“Poor Macdonald Smith was not unusually sad and bitter at the end of the day and blamed the crowd for his failure,” Darwin reported. “You have to admit that Prestwick is not a good course for spectators. The crowds are very large and very enthusiastic and some of them are imbued with the spirit of the holiday miner who traditionally said, “Players be damned.” I came to see. In addition, the ground, especially near the clubhouse, is very poorly adapted since the spectators watching one player mingle inextricably with those watching another.
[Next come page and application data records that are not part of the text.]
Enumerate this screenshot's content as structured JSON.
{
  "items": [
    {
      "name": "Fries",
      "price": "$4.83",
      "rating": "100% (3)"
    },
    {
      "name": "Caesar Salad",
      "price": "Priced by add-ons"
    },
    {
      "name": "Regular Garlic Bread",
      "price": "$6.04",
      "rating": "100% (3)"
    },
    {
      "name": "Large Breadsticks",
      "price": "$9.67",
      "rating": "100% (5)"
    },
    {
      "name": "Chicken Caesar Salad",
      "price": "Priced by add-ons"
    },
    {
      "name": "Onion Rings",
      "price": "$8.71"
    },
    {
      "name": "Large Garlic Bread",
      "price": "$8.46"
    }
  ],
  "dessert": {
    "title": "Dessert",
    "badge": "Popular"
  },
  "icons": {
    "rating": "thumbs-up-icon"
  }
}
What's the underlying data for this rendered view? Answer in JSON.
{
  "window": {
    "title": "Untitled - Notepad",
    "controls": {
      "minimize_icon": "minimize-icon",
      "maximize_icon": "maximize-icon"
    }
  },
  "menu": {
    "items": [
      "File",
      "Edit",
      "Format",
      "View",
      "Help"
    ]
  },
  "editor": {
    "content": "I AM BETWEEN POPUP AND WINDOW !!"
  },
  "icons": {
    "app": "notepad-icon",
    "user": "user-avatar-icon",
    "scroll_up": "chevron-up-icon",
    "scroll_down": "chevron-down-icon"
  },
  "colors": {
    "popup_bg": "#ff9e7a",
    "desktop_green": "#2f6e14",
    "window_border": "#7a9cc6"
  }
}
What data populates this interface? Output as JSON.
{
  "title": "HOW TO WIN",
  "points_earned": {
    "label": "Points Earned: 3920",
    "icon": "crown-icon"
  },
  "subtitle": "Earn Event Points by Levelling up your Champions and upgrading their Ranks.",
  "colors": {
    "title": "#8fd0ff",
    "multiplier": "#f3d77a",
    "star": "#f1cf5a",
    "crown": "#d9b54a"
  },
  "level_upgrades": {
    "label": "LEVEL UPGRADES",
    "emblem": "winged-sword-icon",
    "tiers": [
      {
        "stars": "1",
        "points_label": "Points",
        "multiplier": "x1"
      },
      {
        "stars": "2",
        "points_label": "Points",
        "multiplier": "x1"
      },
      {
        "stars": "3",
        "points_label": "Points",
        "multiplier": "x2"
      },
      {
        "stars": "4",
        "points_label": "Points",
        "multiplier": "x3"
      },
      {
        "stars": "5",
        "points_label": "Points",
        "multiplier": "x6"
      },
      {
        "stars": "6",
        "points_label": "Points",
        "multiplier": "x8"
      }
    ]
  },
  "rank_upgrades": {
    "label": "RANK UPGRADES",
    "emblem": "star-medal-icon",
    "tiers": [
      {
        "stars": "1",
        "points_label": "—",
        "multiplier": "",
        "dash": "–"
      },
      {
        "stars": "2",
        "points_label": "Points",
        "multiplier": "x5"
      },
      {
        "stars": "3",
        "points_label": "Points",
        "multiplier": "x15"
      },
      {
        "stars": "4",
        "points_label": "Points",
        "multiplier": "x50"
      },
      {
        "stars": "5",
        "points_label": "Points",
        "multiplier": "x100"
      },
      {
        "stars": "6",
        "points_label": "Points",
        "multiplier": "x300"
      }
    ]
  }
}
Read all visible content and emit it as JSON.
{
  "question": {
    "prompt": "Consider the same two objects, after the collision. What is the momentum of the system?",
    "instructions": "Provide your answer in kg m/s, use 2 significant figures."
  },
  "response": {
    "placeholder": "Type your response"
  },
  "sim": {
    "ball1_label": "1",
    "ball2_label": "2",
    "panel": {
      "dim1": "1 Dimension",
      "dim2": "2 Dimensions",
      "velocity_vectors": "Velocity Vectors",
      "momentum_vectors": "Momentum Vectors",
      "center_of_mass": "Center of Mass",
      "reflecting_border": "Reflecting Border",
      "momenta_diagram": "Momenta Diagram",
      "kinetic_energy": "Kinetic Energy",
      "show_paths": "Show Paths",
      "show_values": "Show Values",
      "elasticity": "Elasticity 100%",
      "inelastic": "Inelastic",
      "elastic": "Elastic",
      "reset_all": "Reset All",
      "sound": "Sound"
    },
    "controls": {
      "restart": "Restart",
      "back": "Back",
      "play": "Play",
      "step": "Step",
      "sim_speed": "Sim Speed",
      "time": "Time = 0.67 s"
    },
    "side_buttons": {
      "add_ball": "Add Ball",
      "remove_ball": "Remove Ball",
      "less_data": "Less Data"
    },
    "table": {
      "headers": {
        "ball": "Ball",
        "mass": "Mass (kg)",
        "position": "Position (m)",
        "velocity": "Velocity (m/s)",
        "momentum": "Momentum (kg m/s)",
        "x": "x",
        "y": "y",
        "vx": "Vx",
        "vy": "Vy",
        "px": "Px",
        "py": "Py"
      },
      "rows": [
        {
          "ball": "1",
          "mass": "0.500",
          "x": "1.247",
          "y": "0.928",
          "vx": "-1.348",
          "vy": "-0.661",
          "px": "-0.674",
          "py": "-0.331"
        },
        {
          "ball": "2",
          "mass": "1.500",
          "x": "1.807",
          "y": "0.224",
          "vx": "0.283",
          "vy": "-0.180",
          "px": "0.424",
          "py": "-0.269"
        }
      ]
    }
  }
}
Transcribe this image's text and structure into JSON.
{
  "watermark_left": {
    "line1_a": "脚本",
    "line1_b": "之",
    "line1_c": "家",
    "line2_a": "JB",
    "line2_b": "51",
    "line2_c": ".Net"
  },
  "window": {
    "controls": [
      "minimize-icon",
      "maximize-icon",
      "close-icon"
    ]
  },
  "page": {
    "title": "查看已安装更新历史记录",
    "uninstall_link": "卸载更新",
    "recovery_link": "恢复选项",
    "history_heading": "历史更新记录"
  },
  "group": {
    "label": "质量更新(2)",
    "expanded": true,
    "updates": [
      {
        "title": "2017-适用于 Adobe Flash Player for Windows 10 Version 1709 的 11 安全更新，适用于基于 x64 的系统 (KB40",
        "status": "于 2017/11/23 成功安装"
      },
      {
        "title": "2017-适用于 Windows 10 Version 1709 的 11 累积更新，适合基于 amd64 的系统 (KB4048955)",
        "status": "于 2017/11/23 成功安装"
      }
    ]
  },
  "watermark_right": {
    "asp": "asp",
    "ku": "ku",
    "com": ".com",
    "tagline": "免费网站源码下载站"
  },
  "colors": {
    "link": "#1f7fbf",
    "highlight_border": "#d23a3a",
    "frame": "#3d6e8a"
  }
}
This is how Barnes became Prestwick’s last Open champion. That there could have been a 25th if Smith had got over his nerves and how close so many of his countrymen were is anyone’s guess. But it’s not unreasonable to assume that at least one more Open would have been played at the event’s original home. Especially when the R&A didn’t blame the Prestwick club for the unfortunate scenes that surrounded Smith’s final round. A letter from the chairman of the championship committee, Norman Boase, specifies this.
“Your arrangements were excellent and I can’t think of anything more you could have done,” Boase wrote. “The stewards did their best.
All of this was cold comfort for Smith, who died of a heart attack in 1949 at the age of 59. But Prestwick’s men were clearly keen to see no repeat of the scenes that surely haunted him to his grave. More than a quarter of a century later, the program for the 1952 Amateur Championship at Prestwick contained a stern instruction for spectators: “Please obey the stewards and ensure that all players get clear and fair game.”
Somewhere, we can assume that Smith nodded in agreement.